Earlier this year, China had expressed its intent to land a man on the moon in the next 15 to 20 years. According to scientists, the Long March-5 is already powerful enough to stage an Earth orbit for landings on the moon and to push payloads of about eight metric tons into a Lunar transfer orbit.
"By launching and rendezvousing four of those in low Earth orbit, it would be possible for the Chinese to construct a manned lunar mission with no more than that rocket and no more than Apollo technology," Mike Griffin, former NASA Administrator, told the House of Representatives in September 2011, as reported by Ars Technica.
"I have in fact, in the past, written up how that mission would work from an engineering perspective. So with the Long March-5, the Chinese inherently possessed the capability to return to the Moon should they wish to do so."
Its most recent launch also demonstrates China's capability to deploy both humans and medium-sized payloads into orbit. As Ars Technica points out, these launch capabilities will allow China to build the modular space station it plans to complete by 2018, which could easily beat the International Space Station (ISS).
"China is developing very rapidly into one of the major space players," Fabio Favata, head of the program coordination office at the European Space Agency's (ESA) directorate of science, said in a statement.
The Long March-5 will also be used to launch China's Mars 2020 probe and the Chang'e-5 lunar probe in 2017.

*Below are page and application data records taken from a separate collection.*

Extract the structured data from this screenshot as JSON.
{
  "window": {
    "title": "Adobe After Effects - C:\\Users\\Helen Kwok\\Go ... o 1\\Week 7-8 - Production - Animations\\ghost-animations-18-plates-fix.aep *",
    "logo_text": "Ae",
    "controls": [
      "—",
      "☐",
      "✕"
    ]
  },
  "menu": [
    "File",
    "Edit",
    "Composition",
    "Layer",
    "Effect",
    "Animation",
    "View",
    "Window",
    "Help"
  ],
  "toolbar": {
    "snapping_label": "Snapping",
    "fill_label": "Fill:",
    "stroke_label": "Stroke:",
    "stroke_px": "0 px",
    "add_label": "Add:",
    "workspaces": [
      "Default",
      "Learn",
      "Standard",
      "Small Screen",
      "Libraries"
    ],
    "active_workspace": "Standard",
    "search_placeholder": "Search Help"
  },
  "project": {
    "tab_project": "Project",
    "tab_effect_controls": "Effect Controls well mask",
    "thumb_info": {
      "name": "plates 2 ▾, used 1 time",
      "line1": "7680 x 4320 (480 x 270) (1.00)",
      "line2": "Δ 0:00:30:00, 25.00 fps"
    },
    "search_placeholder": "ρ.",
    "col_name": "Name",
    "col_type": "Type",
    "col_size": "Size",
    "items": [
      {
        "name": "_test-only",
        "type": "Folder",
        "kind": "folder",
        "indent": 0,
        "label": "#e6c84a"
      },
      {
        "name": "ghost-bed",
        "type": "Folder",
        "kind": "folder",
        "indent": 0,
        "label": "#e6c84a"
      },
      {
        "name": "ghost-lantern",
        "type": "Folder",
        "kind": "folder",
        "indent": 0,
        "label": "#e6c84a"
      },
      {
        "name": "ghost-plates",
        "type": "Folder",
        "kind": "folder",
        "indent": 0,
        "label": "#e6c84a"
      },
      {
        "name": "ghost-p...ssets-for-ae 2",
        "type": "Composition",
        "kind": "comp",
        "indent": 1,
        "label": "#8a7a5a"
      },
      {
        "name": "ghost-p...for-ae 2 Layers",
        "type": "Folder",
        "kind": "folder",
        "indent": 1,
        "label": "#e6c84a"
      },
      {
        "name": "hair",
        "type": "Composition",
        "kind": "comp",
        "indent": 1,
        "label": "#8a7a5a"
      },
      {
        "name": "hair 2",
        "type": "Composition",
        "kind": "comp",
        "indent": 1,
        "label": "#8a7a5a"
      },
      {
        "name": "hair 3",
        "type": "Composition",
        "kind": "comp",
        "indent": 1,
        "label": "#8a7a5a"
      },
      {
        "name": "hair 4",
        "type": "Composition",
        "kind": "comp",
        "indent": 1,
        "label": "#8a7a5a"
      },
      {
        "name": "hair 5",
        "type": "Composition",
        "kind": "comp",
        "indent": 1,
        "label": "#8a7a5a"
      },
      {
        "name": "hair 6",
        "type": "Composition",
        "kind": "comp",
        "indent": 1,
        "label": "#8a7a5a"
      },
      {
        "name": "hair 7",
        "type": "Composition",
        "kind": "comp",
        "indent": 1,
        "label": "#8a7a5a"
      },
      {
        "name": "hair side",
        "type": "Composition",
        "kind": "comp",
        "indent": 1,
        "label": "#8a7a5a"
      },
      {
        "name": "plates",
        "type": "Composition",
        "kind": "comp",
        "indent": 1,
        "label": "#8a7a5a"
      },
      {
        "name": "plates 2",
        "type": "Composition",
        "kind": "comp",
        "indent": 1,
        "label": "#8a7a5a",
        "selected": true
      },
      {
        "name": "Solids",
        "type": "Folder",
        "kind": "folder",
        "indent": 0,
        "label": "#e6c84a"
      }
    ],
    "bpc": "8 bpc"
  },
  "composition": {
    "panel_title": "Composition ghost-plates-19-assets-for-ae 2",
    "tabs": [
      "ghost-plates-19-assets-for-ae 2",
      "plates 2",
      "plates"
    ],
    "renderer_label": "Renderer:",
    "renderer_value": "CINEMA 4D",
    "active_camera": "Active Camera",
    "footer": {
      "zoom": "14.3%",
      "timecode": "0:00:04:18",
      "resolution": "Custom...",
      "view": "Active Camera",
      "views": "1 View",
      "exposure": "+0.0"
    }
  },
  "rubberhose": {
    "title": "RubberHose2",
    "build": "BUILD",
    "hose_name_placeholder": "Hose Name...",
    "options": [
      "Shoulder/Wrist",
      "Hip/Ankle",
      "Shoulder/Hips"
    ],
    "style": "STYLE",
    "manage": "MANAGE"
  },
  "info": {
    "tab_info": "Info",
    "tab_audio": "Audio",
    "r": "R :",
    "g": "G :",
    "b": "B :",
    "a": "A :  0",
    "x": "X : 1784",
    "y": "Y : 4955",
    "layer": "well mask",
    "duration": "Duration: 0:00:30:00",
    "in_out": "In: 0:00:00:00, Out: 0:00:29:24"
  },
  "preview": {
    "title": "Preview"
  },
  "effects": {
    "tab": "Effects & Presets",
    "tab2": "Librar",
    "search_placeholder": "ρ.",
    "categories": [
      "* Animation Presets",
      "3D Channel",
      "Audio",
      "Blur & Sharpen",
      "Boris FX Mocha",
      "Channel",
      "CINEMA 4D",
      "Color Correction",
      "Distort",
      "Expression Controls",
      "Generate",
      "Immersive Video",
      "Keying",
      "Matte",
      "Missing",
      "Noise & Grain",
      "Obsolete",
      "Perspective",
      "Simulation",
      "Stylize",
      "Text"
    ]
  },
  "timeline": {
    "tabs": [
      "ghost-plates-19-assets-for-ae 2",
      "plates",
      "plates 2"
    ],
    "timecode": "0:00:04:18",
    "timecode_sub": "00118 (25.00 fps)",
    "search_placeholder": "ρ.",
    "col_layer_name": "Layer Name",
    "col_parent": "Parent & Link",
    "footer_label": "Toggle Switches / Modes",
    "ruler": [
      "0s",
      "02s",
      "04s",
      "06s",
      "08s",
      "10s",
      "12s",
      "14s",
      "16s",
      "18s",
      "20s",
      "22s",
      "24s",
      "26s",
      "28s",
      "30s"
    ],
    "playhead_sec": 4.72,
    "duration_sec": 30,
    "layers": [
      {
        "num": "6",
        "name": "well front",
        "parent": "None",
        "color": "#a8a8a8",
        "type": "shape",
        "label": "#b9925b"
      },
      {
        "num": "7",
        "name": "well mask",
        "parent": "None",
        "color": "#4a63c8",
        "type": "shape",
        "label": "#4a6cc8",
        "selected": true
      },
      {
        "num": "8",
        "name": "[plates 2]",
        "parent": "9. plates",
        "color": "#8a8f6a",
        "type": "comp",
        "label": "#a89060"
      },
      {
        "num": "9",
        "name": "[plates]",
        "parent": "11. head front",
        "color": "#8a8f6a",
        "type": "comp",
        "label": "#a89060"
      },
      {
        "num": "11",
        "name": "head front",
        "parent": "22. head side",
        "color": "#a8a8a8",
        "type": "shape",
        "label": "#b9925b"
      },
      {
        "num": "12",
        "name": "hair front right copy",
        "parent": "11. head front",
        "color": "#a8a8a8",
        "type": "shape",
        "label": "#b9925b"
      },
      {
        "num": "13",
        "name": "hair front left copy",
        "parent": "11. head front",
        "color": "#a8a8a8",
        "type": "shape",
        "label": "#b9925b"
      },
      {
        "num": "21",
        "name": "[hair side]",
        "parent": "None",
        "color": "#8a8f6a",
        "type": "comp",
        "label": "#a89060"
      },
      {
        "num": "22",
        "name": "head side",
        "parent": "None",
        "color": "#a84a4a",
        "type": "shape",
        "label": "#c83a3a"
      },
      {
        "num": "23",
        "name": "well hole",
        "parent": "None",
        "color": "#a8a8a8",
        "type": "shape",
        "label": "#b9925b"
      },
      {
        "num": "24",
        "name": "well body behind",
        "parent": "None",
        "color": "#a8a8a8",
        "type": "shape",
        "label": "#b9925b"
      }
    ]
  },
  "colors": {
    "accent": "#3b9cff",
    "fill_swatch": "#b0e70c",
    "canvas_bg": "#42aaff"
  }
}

China is now developing the Long March-9 rocket, a super-heavy lift rocket about the size of the Apollo program's Saturn V. However, the rocket is not expected to fly until 2025.